Testing Backbone applications with Jasmine and Sinon – Part 3. Routers and Views – Tinned Fruit Overview This is the third and final part in a series of articles demonstrating how to test a Backbone.js application, employing the Jasmine BDD test framework and the Sinon.JS spying, stubbing and mocking library If you haven’t yet read the first or second parts, take a look now. In this final part, we’ll be looking at some methods for unit testing Backbone routers and views. These object types both present their own unique challenges for testing, but and provide the tools we need to isolate them and fake external code and system dependencies. We will be examining the following: different approaches to testing Backbone routes methods for testing view rendering using DOM fixtures in your specs using the plugin testing view event handlers using fake timers to manipulate timed events Routers router objects are responsible for URL hash routing within your application, and can also be used for initialisation tasks if that’s how you choose to structure your code. Example 1: Testing routes Simple.
References, Routing, And The Event Aggregator: Coordinating Views In Backbone.js I recently found myself needing to facilitate communication between two backbone views. The first view is a medication – one that is currently being taken by a particular patient. The second view is the add/edit view that allows the patient to either add new medications or edit existing ones. When the edit icon is clicked for an existing medication, the edit form should be populated and the user should be able to edit the medication. Here’s what the screen looks like after I click on the edit icon (the pencil): There are a number of ways to make this work – the most basic of which is to have the views reference each other so that they can either call methods on each other or raise events. References I’ve done this a number of times and it works well. In this simple example, I have an event setup that listens to the edit icon click. In some cases, though, this isn’t really an option – or, it may be an option that would cause a little extra code and work to make sure it works correctly.

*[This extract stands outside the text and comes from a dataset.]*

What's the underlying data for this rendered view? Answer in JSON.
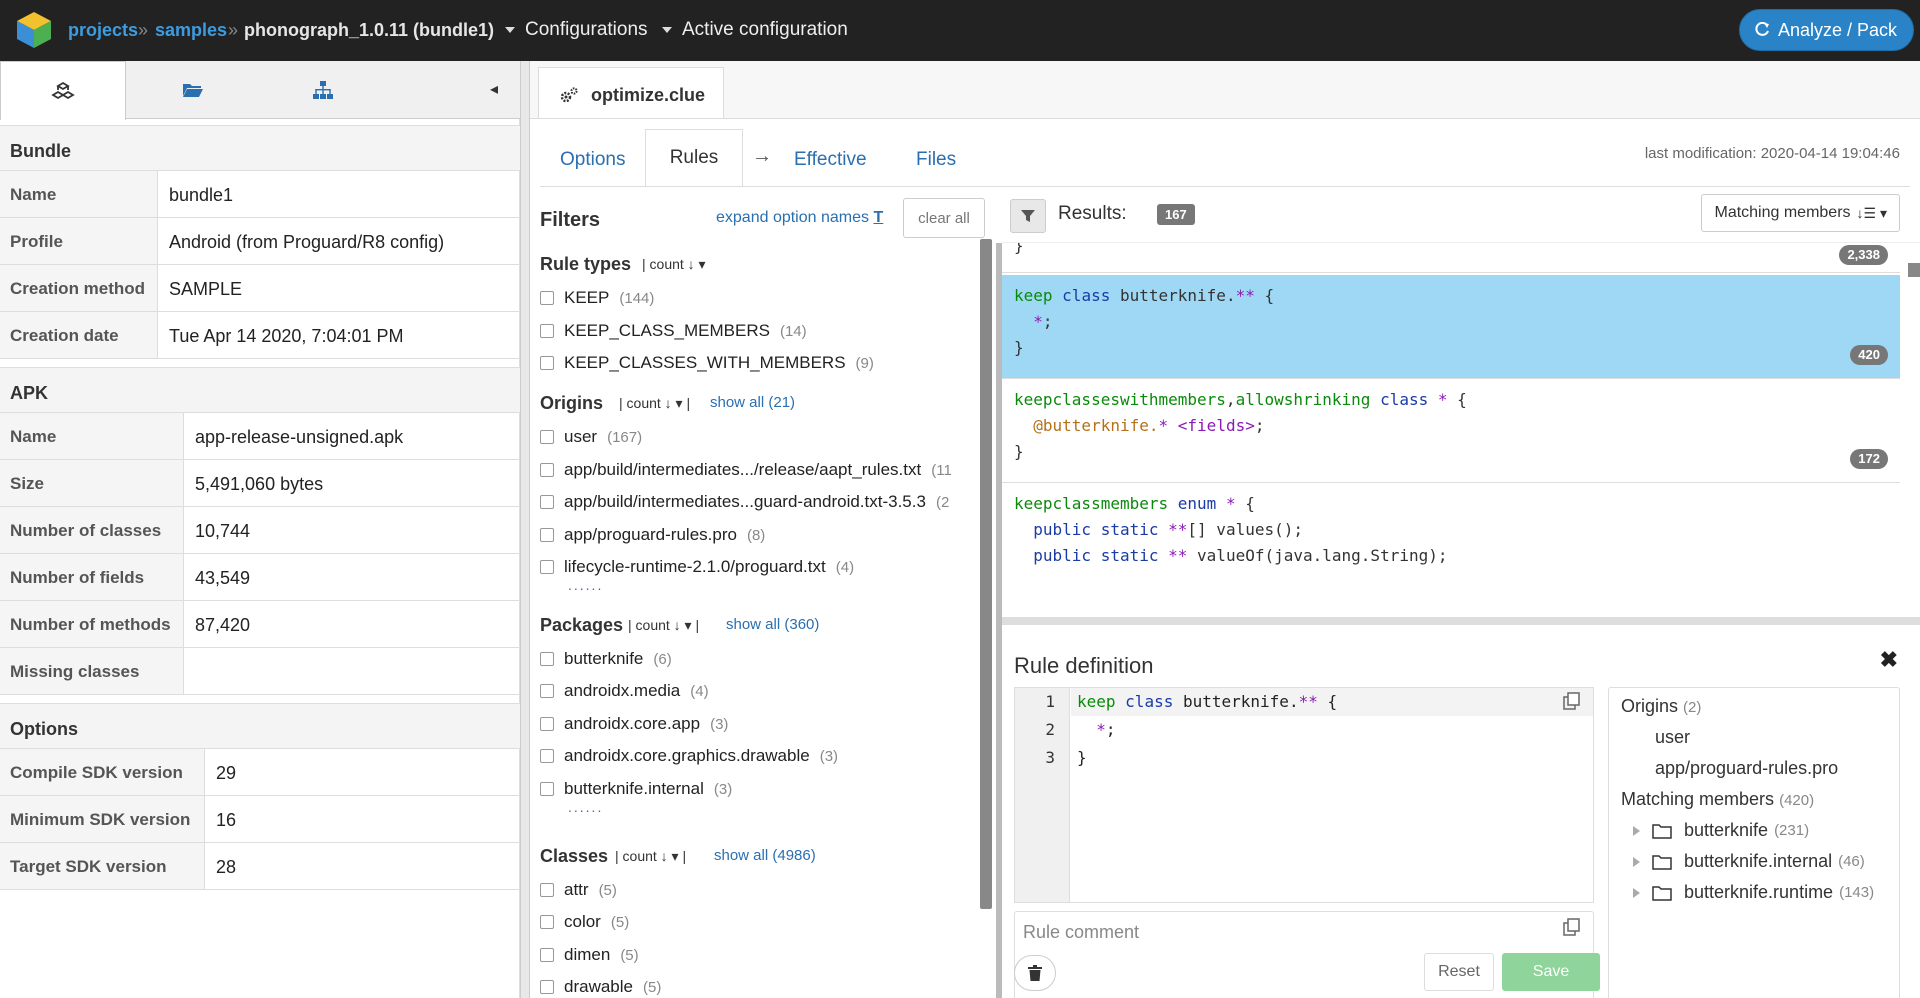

Integrating Devise with Backbone.js | Josh Huckabee For the impatient: view the code, or see the demo. Update 30 May 2012: The original version of the application and this article referenced the backbone.modelbinding project by Derick Bailey. Per the readme, that project has been abandoned and I have replaced backbone.modelbinding with the preferred backbone.modelbinder project. All code and referenced samples below have been updated accordingly. Several weeks ago I set out to create a single page web app leveraging Backbone.js on the front end with Ruby on Rails powering the back end. One of the first things I need on almost all new projects is a way to handle user registration, authentication, and authorization. Arguably, doing this is unnecessary as Devise ships with its own UI implementation. To implement the Devise UI in Backbone.js I started by creating 3 Backbone models, one each for authentication, registration, and password retrieval. UserRegistration: UserSession: UserPasswordRecovery: Here is the login view:
Payne Digital Ltd - Bootbox.js - alert, confirm and flexible dialogs for twitter's bootstrap framework UPDATE 01/02/2012: Version 2.0.0 of the Bootbox library is out. Whilst this tutorial is still largely accurate and version 1.1.2 will work with the 1.x series of Twitter's Bootstrap framework, you should check out the updated version here. This article discusses a GitHub repository – feel free to browse the code or follow the project. I’ve been using twitter's bootstrap framework for a number of site builds recently, mainly because it gets me from black-and-white markup to vaguely-presentable websites in a very small amount of time. Dialogs using Twitter Bootstrap You may be wondering why a few wrapper methods around bootstrap's built-in dialog capabilities are either necessary or desirable. Note that this example is purely for demonstration purposes - you probably don't want to show an obtrusive dialog as soon as the page loads! It's important to stress that none of these points are negative, nor are they particularly arduous. Bootbox.js Alerts Which results in the following dialog: